▶ DIRECTIONS FOR THIS TASK: The records below need to be set down again exactly; their images stay out.

[[ SUPPLIED DATA open ]]

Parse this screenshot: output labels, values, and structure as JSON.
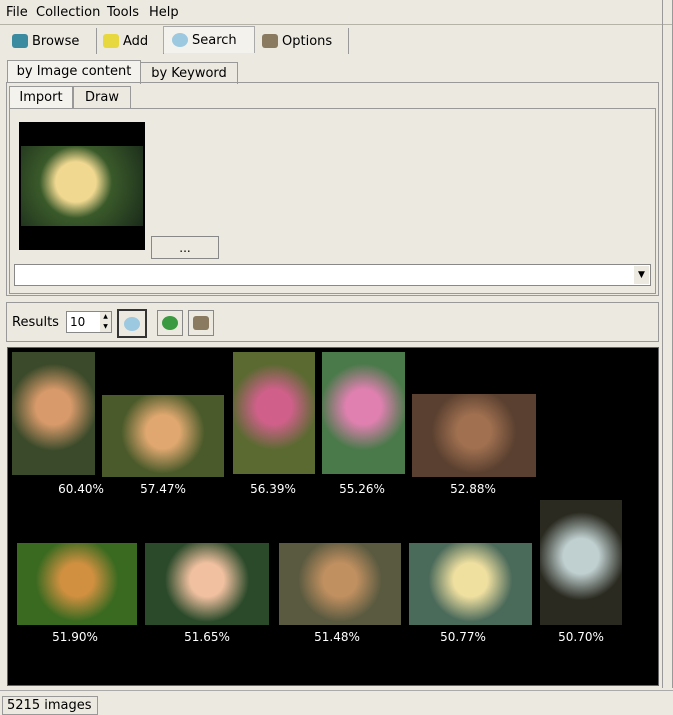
{
  "menu": [
    "File",
    "Collection",
    "Tools",
    "Help"
  ],
  "toolbar": [
    {
      "label": "Browse",
      "icon": "book-icon"
    },
    {
      "label": "Add",
      "icon": "add-image-icon"
    },
    {
      "label": "Search",
      "icon": "magnifier-icon"
    },
    {
      "label": "Options",
      "icon": "tools-icon"
    }
  ],
  "search_tabs": [
    "by Image content",
    "by Keyword"
  ],
  "source_tabs": [
    "Import",
    "Draw"
  ],
  "browse_button": "...",
  "path_combo": "",
  "results": {
    "label": "Results",
    "count": "10"
  },
  "thumbnails": [
    {
      "score": "60.40%",
      "colors": [
        "#d89a6a",
        "#3a4a2a"
      ]
    },
    {
      "score": "57.47%",
      "colors": [
        "#e0a870",
        "#4a5a2a"
      ]
    },
    {
      "score": "56.39%",
      "colors": [
        "#d0608a",
        "#5a6a30"
      ]
    },
    {
      "score": "55.26%",
      "colors": [
        "#e080b0",
        "#4a7a4a"
      ]
    },
    {
      "score": "52.88%",
      "colors": [
        "#a07050",
        "#5a4030"
      ]
    },
    {
      "score": "51.90%",
      "colors": [
        "#d09040",
        "#3a6a20"
      ]
    },
    {
      "score": "51.65%",
      "colors": [
        "#f0c0a0",
        "#2a4a2a"
      ]
    },
    {
      "score": "51.48%",
      "colors": [
        "#c09060",
        "#5a5a40"
      ]
    },
    {
      "score": "50.77%",
      "colors": [
        "#f0e0a0",
        "#4a6a5a"
      ]
    },
    {
      "score": "50.70%",
      "colors": [
        "#c0d0d0",
        "#2a2a20"
      ]
    }
  ],
  "status": "5215 images"
}
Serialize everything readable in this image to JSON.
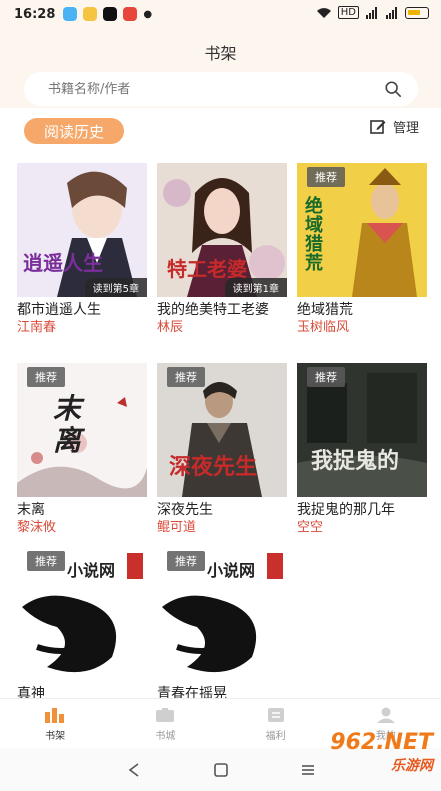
{
  "status_bar": {
    "time": "16:28"
  },
  "header": {
    "title": "书架"
  },
  "search": {
    "placeholder": "书籍名称/作者"
  },
  "section": {
    "tab_label": "阅读历史",
    "manage_label": "管理"
  },
  "books": [
    {
      "title": "都市逍遥人生",
      "author": "江南春",
      "progress": "读到第5章",
      "badge": "",
      "cover_text": "逍遥人生",
      "cover_color": "#f4f1fb"
    },
    {
      "title": "我的绝美特工老婆",
      "author": "林辰",
      "progress": "读到第1章",
      "badge": "",
      "cover_text": "特工老婆",
      "cover_color": "#e8ddd6"
    },
    {
      "title": "绝域猎荒",
      "author": "玉树临风",
      "progress": "",
      "badge": "推荐",
      "cover_text": "绝域猎荒",
      "cover_color": "#f2d34c"
    },
    {
      "title": "末离",
      "author": "黎沫攸",
      "progress": "",
      "badge": "推荐",
      "cover_text": "末离",
      "cover_color": "#f7f3f3"
    },
    {
      "title": "深夜先生",
      "author": "鲲可道",
      "progress": "",
      "badge": "推荐",
      "cover_text": "深夜先生",
      "cover_color": "#d9d6d2"
    },
    {
      "title": "我捉鬼的那几年",
      "author": "空空",
      "progress": "",
      "badge": "推荐",
      "cover_text": "我捉鬼的",
      "cover_color": "#3a4038"
    },
    {
      "title": "真神",
      "author": "",
      "progress": "",
      "badge": "推荐",
      "cover_text": "小说网",
      "cover_color": "#ffffff"
    },
    {
      "title": "青春在摇晃",
      "author": "",
      "progress": "",
      "badge": "推荐",
      "cover_text": "小说网",
      "cover_color": "#ffffff"
    }
  ],
  "tabbar": [
    {
      "label": "书架",
      "icon": "bookshelf-icon",
      "active": true
    },
    {
      "label": "书城",
      "icon": "bookstore-icon",
      "active": false
    },
    {
      "label": "福利",
      "icon": "welfare-icon",
      "active": false
    },
    {
      "label": "我的",
      "icon": "profile-icon",
      "active": false
    }
  ],
  "watermark": {
    "text": "962.NET",
    "sub": "乐游网"
  },
  "colors": {
    "accent": "#f5a86a",
    "author": "#d94c3b",
    "header_bg": "#fdf6ee"
  }
}
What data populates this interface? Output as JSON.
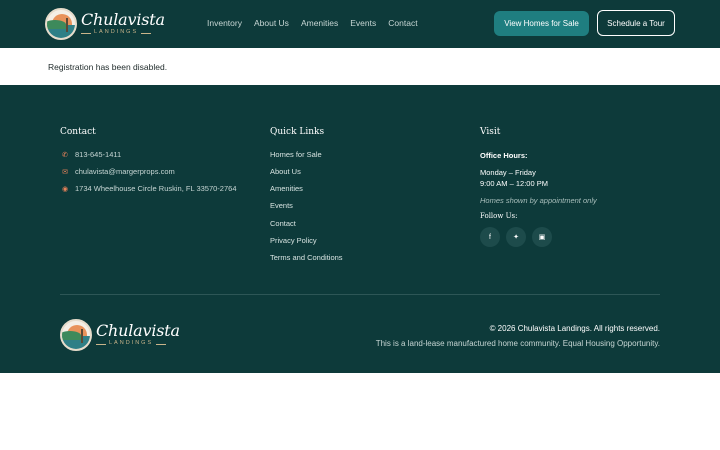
{
  "brand": {
    "name": "Chulavista",
    "tagline": "LANDINGS"
  },
  "nav": {
    "items": [
      "Inventory",
      "About Us",
      "Amenities",
      "Events",
      "Contact"
    ]
  },
  "header_buttons": {
    "primary": "View Homes for Sale",
    "secondary": "Schedule a Tour"
  },
  "notice": "Registration has been disabled.",
  "footer": {
    "contact": {
      "title": "Contact",
      "phone": "813-645-1411",
      "email": "chulavista@margerprops.com",
      "address": "1734 Wheelhouse Circle Ruskin, FL 33570-2764"
    },
    "quick_links": {
      "title": "Quick Links",
      "items": [
        "Homes for Sale",
        "About Us",
        "Amenities",
        "Events",
        "Contact",
        "Privacy Policy",
        "Terms and Conditions"
      ]
    },
    "visit": {
      "title": "Visit",
      "hours_label": "Office Hours:",
      "days": "Monday – Friday",
      "hours": "9:00 AM – 12:00 PM",
      "note": "Homes shown by appointment only",
      "follow_label": "Follow Us:",
      "social": [
        "facebook-icon",
        "twitter-icon",
        "instagram-icon"
      ]
    },
    "copyright": "© 2026 Chulavista Landings. All rights reserved.",
    "equal_housing": "This is a land-lease manufactured home community. Equal Housing Opportunity."
  },
  "colors": {
    "header_bg": "#0d3a3a",
    "accent_button": "#1f7e80",
    "icon_accent": "#e8825a"
  }
}
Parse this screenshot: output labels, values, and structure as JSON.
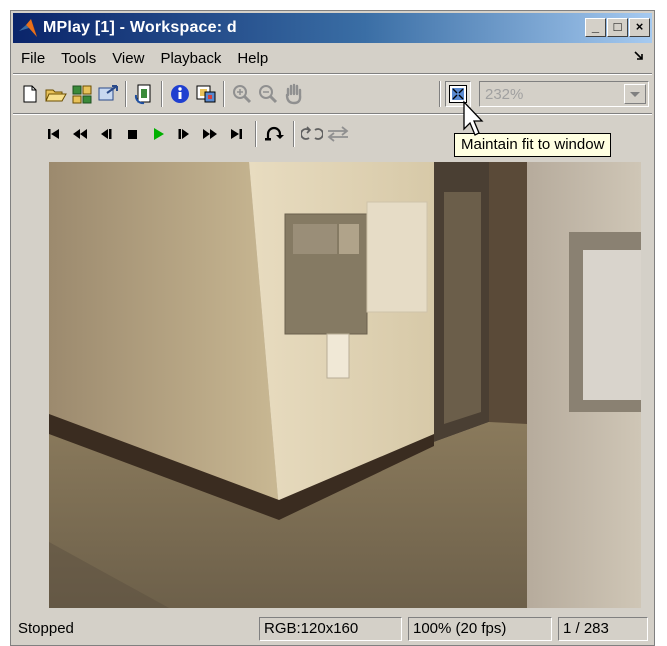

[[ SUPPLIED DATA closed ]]

▶ SOLUTION FOR THIS EXERCISE:
Parse this screenshot: output labels, values, and structure as JSON.
{
  "menu": [
    "File",
    "Collection",
    "Tools",
    "Help"
  ],
  "toolbar": [
    {
      "label": "Browse",
      "icon": "book-icon"
    },
    {
      "label": "Add",
      "icon": "add-image-icon"
    },
    {
      "label": "Search",
      "icon": "magnifier-icon"
    },
    {
      "label": "Options",
      "icon": "tools-icon"
    }
  ],
  "search_tabs": [
    "by Image content",
    "by Keyword"
  ],
  "source_tabs": [
    "Import",
    "Draw"
  ],
  "browse_button": "...",
  "path_combo": "",
  "results": {
    "label": "Results",
    "count": "10"
  },
  "thumbnails": [
    {
      "score": "60.40%",
      "colors": [
        "#d89a6a",
        "#3a4a2a"
      ]
    },
    {
      "score": "57.47%",
      "colors": [
        "#e0a870",
        "#4a5a2a"
      ]
    },
    {
      "score": "56.39%",
      "colors": [
        "#d0608a",
        "#5a6a30"
      ]
    },
    {
      "score": "55.26%",
      "colors": [
        "#e080b0",
        "#4a7a4a"
      ]
    },
    {
      "score": "52.88%",
      "colors": [
        "#a07050",
        "#5a4030"
      ]
    },
    {
      "score": "51.90%",
      "colors": [
        "#d09040",
        "#3a6a20"
      ]
    },
    {
      "score": "51.65%",
      "colors": [
        "#f0c0a0",
        "#2a4a2a"
      ]
    },
    {
      "score": "51.48%",
      "colors": [
        "#c09060",
        "#5a5a40"
      ]
    },
    {
      "score": "50.77%",
      "colors": [
        "#f0e0a0",
        "#4a6a5a"
      ]
    },
    {
      "score": "50.70%",
      "colors": [
        "#c0d0d0",
        "#2a2a20"
      ]
    }
  ],
  "status": "5215 images"
}
Serialize everything readable in this image to JSON.
{
  "status_bar": {
    "time": "16:28"
  },
  "header": {
    "title": "书架"
  },
  "search": {
    "placeholder": "书籍名称/作者"
  },
  "section": {
    "tab_label": "阅读历史",
    "manage_label": "管理"
  },
  "books": [
    {
      "title": "都市逍遥人生",
      "author": "江南春",
      "progress": "读到第5章",
      "badge": "",
      "cover_text": "逍遥人生",
      "cover_color": "#f4f1fb"
    },
    {
      "title": "我的绝美特工老婆",
      "author": "林辰",
      "progress": "读到第1章",
      "badge": "",
      "cover_text": "特工老婆",
      "cover_color": "#e8ddd6"
    },
    {
      "title": "绝域猎荒",
      "author": "玉树临风",
      "progress": "",
      "badge": "推荐",
      "cover_text": "绝域猎荒",
      "cover_color": "#f2d34c"
    },
    {
      "title": "末离",
      "author": "黎沫攸",
      "progress": "",
      "badge": "推荐",
      "cover_text": "末离",
      "cover_color": "#f7f3f3"
    },
    {
      "title": "深夜先生",
      "author": "鲲可道",
      "progress": "",
      "badge": "推荐",
      "cover_text": "深夜先生",
      "cover_color": "#d9d6d2"
    },
    {
      "title": "我捉鬼的那几年",
      "author": "空空",
      "progress": "",
      "badge": "推荐",
      "cover_text": "我捉鬼的",
      "cover_color": "#3a4038"
    },
    {
      "title": "真神",
      "author": "",
      "progress": "",
      "badge": "推荐",
      "cover_text": "小说网",
      "cover_color": "#ffffff"
    },
    {
      "title": "青春在摇晃",
      "author": "",
      "progress": "",
      "badge": "推荐",
      "cover_text": "小说网",
      "cover_color": "#ffffff"
    }
  ],
  "tabbar": [
    {
      "label": "书架",
      "icon": "bookshelf-icon",
      "active": true
    },
    {
      "label": "书城",
      "icon": "bookstore-icon",
      "active": false
    },
    {
      "label": "福利",
      "icon": "welfare-icon",
      "active": false
    },
    {
      "label": "我的",
      "icon": "profile-icon",
      "active": false
    }
  ],
  "watermark": {
    "text": "962.NET",
    "sub": "乐游网"
  },
  "colors": {
    "accent": "#f5a86a",
    "author": "#d94c3b",
    "header_bg": "#fdf6ee"
  }
}
What data populates this interface? Output as JSON.
{
  "brand": {
    "name": "Chulavista",
    "tagline": "LANDINGS"
  },
  "nav": {
    "items": [
      "Inventory",
      "About Us",
      "Amenities",
      "Events",
      "Contact"
    ]
  },
  "header_buttons": {
    "primary": "View Homes for Sale",
    "secondary": "Schedule a Tour"
  },
  "notice": "Registration has been disabled.",
  "footer": {
    "contact": {
      "title": "Contact",
      "phone": "813-645-1411",
      "email": "chulavista@margerprops.com",
      "address": "1734 Wheelhouse Circle Ruskin, FL 33570-2764"
    },
    "quick_links": {
      "title": "Quick Links",
      "items": [
        "Homes for Sale",
        "About Us",
        "Amenities",
        "Events",
        "Contact",
        "Privacy Policy",
        "Terms and Conditions"
      ]
    },
    "visit": {
      "title": "Visit",
      "hours_label": "Office Hours:",
      "days": "Monday – Friday",
      "hours": "9:00 AM – 12:00 PM",
      "note": "Homes shown by appointment only",
      "follow_label": "Follow Us:",
      "social": [
        "facebook-icon",
        "twitter-icon",
        "instagram-icon"
      ]
    },
    "copyright": "© 2026 Chulavista Landings. All rights reserved.",
    "equal_housing": "This is a land-lease manufactured home community. Equal Housing Opportunity."
  },
  "colors": {
    "header_bg": "#0d3a3a",
    "accent_button": "#1f7e80",
    "icon_accent": "#e8825a"
  }
}
Parse this screenshot: output labels, values, and structure as JSON.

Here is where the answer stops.